Razor-thin decision losses to Keith Thurman and Kell Brook kept Porter from the top slot at welterweight. But with Thurman’s return, the reemergence of Manny Pacquiao, and the expected fallout from the Errol Spence-Mikey Garcia bout on March 16, there is a window of opportunity for “Showtime” to claim center stage.
All of this makes the upcoming Ugas fight a must-win proposition.
"I expect [Ugas] to be consistently aggressive, I expect him to try to come at me hard like I’ve seen him go at guys in his past previous fights," Porter told RingTV. "And I expect it to be a hard fight. I don’t expect to hit Yordenis one time and then go down, he’s not that kind of fighter."
While Porter is planning to move past Ugas to elite opportunities, the 32-year-old Ugas is looking to upset Porter and scoop up those opportunities for himself.
A 2008 Olympic bronze medalist representing Cuba, Ugas, who defected to the US in 2010, is intelligent, well-schooled, and adaptive. He works the body well and although he can be a bit wide with his power punches upstairs, superb positioning and reflexes help keep him out of trouble. If allowed to set the rhythm and space of a fight, he will pick apart his opposition from the outside and coast to victory, carried along by his more-than-solid skill set.
The native of Santiago de Cuba, now residing in Miami, is 8-0 since moving up to welterweight in 2016 and has become a bit of a specialist in defeating well-regarded prospects. During that undefeated run, victories over Jamal James, Levan Ghvamichava, Thomas Dulorme, Ray Robinson, and, most recently, Argentina’s Cesar Barrionuevo have cemented his status as a no-nonsense top ten-level welter separating the contenders from the elite.
However, with a win over Porter—in his first crack at a top name-- he moves from being a deadly contender to a world champ with his own chance to roll with the big guys. Ugas clearly knows what is at stake and what he must bring to beat someone like Porter.
"This is a huge opportunity to make my dreams come true of becoming a world champion on FOX,'' said Ugas. "Shawn Porter is a great champion and someone I respect. On March 9, when the bell rings, I'm willing to leave it all on the line, so the fans shouldn't miss this one.”
Porter-Ugas promises to be an interesting tactical matchup. Ugas, like most well-schooled fighters, prefers an orderly, structured contest. He has also struggled at times with next-level hand speed, movement, and athleticism. All of this seems to suggest that Ugas is in for a tough night against Porter.

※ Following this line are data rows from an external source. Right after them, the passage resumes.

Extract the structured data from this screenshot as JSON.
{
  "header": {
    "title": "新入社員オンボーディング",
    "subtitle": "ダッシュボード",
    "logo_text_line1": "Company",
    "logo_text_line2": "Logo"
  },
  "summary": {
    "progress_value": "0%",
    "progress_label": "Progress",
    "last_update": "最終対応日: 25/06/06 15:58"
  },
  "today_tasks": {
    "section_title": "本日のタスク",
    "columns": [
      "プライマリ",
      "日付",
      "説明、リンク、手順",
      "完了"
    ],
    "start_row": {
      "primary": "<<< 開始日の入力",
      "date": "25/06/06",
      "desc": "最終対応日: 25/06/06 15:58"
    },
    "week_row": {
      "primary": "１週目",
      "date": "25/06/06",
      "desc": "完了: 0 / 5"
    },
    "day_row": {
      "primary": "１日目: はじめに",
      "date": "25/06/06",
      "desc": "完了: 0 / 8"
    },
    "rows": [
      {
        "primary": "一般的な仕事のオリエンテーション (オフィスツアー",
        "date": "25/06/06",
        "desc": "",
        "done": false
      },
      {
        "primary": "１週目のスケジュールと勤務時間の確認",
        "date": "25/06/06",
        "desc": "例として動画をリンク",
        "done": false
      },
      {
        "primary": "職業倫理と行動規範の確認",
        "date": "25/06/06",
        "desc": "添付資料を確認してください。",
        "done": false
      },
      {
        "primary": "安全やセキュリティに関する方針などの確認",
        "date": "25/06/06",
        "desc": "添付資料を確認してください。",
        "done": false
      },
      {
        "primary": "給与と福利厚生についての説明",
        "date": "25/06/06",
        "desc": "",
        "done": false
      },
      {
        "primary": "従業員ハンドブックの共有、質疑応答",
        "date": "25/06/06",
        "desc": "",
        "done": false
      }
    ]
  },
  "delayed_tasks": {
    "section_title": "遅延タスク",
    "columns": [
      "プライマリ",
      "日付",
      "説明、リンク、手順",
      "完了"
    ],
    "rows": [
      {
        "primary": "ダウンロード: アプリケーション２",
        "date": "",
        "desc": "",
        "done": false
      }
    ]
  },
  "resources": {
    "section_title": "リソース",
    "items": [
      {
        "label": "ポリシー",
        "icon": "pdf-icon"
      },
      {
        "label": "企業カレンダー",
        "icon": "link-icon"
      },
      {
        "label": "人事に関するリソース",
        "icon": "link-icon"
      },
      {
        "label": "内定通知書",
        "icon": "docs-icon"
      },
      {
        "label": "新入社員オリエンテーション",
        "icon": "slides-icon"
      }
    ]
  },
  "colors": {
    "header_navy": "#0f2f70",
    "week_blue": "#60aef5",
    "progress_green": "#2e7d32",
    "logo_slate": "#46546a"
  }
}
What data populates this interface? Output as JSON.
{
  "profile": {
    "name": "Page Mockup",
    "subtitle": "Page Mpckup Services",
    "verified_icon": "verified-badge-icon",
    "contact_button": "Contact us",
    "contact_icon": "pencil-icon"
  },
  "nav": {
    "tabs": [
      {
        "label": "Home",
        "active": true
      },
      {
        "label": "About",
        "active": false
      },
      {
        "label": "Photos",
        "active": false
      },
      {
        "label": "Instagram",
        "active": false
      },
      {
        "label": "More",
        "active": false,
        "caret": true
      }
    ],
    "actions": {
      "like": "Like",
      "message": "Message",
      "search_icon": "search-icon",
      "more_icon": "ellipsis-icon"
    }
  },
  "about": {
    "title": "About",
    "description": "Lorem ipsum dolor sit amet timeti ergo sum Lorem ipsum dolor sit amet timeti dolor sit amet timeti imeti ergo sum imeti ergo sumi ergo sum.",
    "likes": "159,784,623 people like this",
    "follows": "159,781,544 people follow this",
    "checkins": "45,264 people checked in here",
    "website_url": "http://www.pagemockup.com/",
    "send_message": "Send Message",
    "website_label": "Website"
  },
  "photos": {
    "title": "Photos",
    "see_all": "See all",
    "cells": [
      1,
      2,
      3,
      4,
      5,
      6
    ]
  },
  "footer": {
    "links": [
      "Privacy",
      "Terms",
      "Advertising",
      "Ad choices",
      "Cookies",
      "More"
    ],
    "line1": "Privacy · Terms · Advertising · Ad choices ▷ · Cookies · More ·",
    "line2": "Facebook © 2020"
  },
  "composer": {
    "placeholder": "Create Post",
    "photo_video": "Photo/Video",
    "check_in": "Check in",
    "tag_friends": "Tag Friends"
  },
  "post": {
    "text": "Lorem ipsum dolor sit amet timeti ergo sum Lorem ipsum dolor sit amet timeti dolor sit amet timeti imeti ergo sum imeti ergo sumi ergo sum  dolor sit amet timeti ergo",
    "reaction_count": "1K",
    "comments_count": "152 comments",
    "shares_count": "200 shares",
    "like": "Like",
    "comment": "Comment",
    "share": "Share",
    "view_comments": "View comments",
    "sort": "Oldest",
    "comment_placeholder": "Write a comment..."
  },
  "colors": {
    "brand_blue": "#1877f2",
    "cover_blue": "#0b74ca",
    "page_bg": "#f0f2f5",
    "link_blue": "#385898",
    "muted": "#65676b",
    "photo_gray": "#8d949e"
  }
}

But history shows that Porter can be outboxed (or at least outpointed) by a smart fighter with comparable athletic ability. And when put in the ring with someone like that, who can also stick to a smart, coherent game plan, his power-boxing style can be shut down just long enough and often enough to lose close rounds.
Against Ugas, Porter would do well to inject some elbow-and-head-flailing chaos into this bout to throw things off-kilter and rattle Ugas. He also may have the raw physical ability to simply beat Ugas to the punch throughout the contest without the rough stuff.
Ugas will have to be smart and sharp, picking Porter off before he dives in and nullifying any inside roughhousing with strategic clinching and a dedicated body attack. All of these are abilities he has demonstrated in the past.
With so much at stake, both fighters should be at their very best. Porter and Ugas both stand on the threshold of big, big things—but only one gets to pass through to the other side.
For a closer look at Porter vs Ugas, check out our fight night page.